I exchanged emails Monday with my friend Allen Reed from Lawrence, Kansas. The topic was of course Tom Watson and the beauty of what he had accomplished over the weekend in Scotland. It seemed like for both Allen and me, Tom Watson's effort had rekindled passions and emotions for sports which had at some level subsided as we've gotten older.
Perhaps the most amazing thing about Watson's run at the Open Championship was the way it bridged generations. When we talk to our sons and daughters about great athletes of our youth, we typically have to compare them with a modern-day athlete for a frame of reference. We may tell our children about Bret Saberhagen or Steve Busby and make comparisons with say, Zack Greinke . They may ask us if Len Dawson was better than Trent Green and we try to frame the greatness we witnessed in our youth against something they can grasp today.

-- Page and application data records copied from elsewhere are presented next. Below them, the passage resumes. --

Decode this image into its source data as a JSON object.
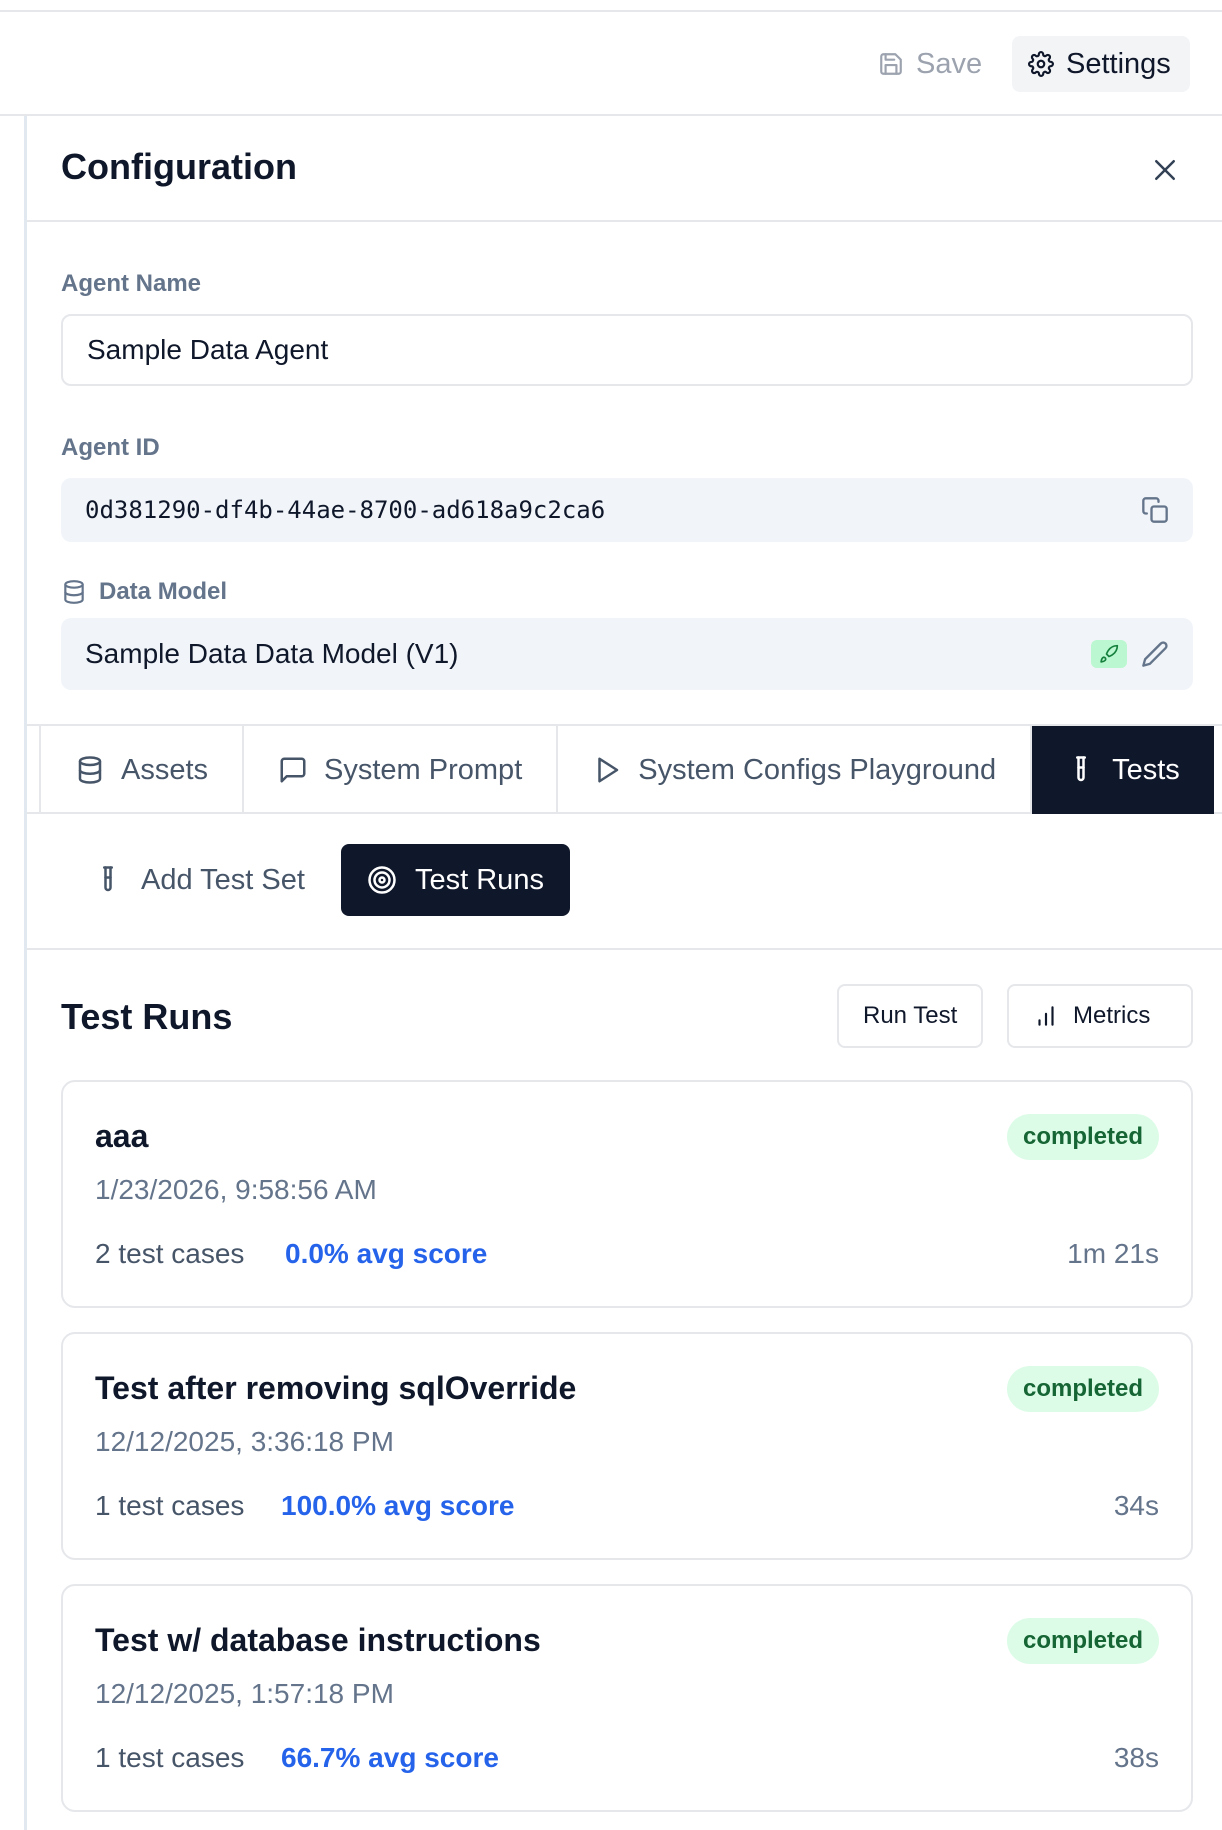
{
  "toolbar": {
    "save_label": "Save",
    "settings_label": "Settings"
  },
  "panel": {
    "title": "Configuration"
  },
  "fields": {
    "agent_name_label": "Agent Name",
    "agent_name_value": "Sample Data Agent",
    "agent_id_label": "Agent ID",
    "agent_id_value": "0d381290-df4b-44ae-8700-ad618a9c2ca6",
    "data_model_label": "Data Model",
    "data_model_value": "Sample Data Data Model (V1)"
  },
  "tabs": [
    {
      "label": "Assets",
      "icon": "database-icon"
    },
    {
      "label": "System Prompt",
      "icon": "message-square-icon"
    },
    {
      "label": "System Configs Playground",
      "icon": "play-icon"
    },
    {
      "label": "Tests",
      "icon": "test-tube-icon",
      "active": true
    }
  ],
  "subtabs": [
    {
      "label": "Add Test Set",
      "icon": "test-tube-icon"
    },
    {
      "label": "Test Runs",
      "icon": "target-icon",
      "active": true
    }
  ],
  "test_runs": {
    "title": "Test Runs",
    "run_test_label": "Run Test",
    "metrics_label": "Metrics",
    "items": [
      {
        "name": "aaa",
        "date": "1/23/2026, 9:58:56 AM",
        "cases": "2 test cases",
        "score": "0.0% avg score",
        "duration": "1m 21s",
        "status": "completed"
      },
      {
        "name": "Test after removing sqlOverride",
        "date": "12/12/2025, 3:36:18 PM",
        "cases": "1 test cases",
        "score": "100.0% avg score",
        "duration": "34s",
        "status": "completed"
      },
      {
        "name": "Test w/ database instructions",
        "date": "12/12/2025, 1:57:18 PM",
        "cases": "1 test cases",
        "score": "66.7% avg score",
        "duration": "38s",
        "status": "completed"
      }
    ]
  },
  "colors": {
    "accent_dark": "#0f172a",
    "score_blue": "#2563eb",
    "badge_green_bg": "#dcfce7",
    "badge_green_text": "#166534"
  }
}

But last weekend, watching the events at Turnberry, it was different. Father and son could both marvel at Watson in real time. It was like I was watching Watson with my 14-year-old as a 14-year-old myself. It was as if my 17-year-old and I were high school golfing buddies both watching our idol at the same time. Imagine watching with your son this coming October as George Brett suits up to go 4 for 4 with a walk-off home run in game 7 of the World Series. Imagine traveling to Arrowhead with your son in January to watch Len Dawson conduct a game-winning drive to beat the Raiders in the AFC championship game. That's what it was like last weekend. We didn't have to tell them how good Watson was. Watson showed them. And he showed them better than our words and stories could have ever done justice.

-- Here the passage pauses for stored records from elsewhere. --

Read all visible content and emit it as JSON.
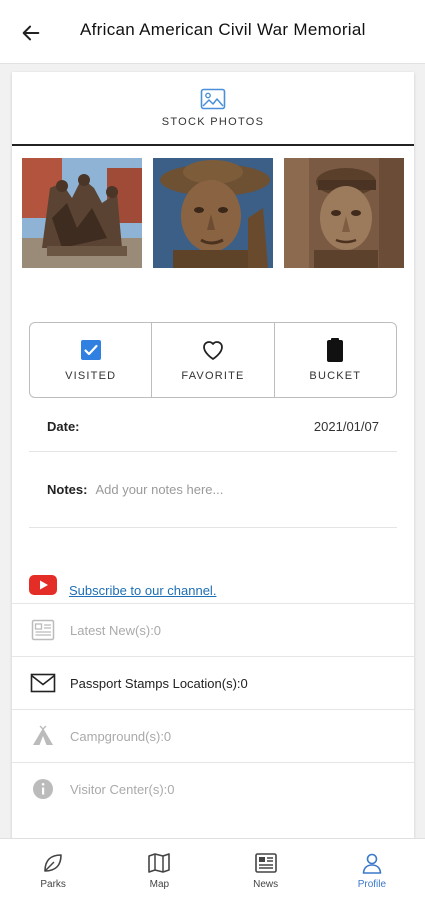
{
  "header": {
    "title": "African American Civil War Memorial",
    "back_icon": "arrow-left-icon"
  },
  "photos": {
    "tab_label": "STOCK PHOTOS",
    "tab_icon": "image-icon",
    "thumbnails": [
      {
        "name": "memorial-statue-group-photo"
      },
      {
        "name": "soldier-face-sculpture-photo"
      },
      {
        "name": "soldier-relief-sculpture-photo"
      }
    ]
  },
  "status": {
    "visited_label": "VISITED",
    "favorite_label": "FAVORITE",
    "bucket_label": "BUCKET",
    "visited_checked": true
  },
  "details": {
    "date_label": "Date:",
    "date_value": "2021/01/07",
    "notes_label": "Notes:",
    "notes_placeholder": "Add your notes here..."
  },
  "youtube": {
    "link_text": "Subscribe to our channel."
  },
  "info": {
    "latest_news": "Latest New(s):0",
    "passport_stamps": "Passport Stamps Location(s):0",
    "campground": "Campground(s):0",
    "visitor_center": "Visitor Center(s):0"
  },
  "nav": {
    "parks": "Parks",
    "map": "Map",
    "news": "News",
    "profile": "Profile",
    "active": "Profile"
  },
  "colors": {
    "accent": "#3a78c9",
    "link": "#1e6fb5",
    "youtube_red": "#e52d27",
    "checkbox_blue": "#2f80e0"
  }
}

I think the beauty of what Watson did over the weekend is that he brought each of us back to a time when things were just a little bit simpler. He brought us back to a time that contained the priceless expectations of youth—a time where our tomorrows far outnumbered our yesterdays. And while going there, Watson let me bring my sons along with me.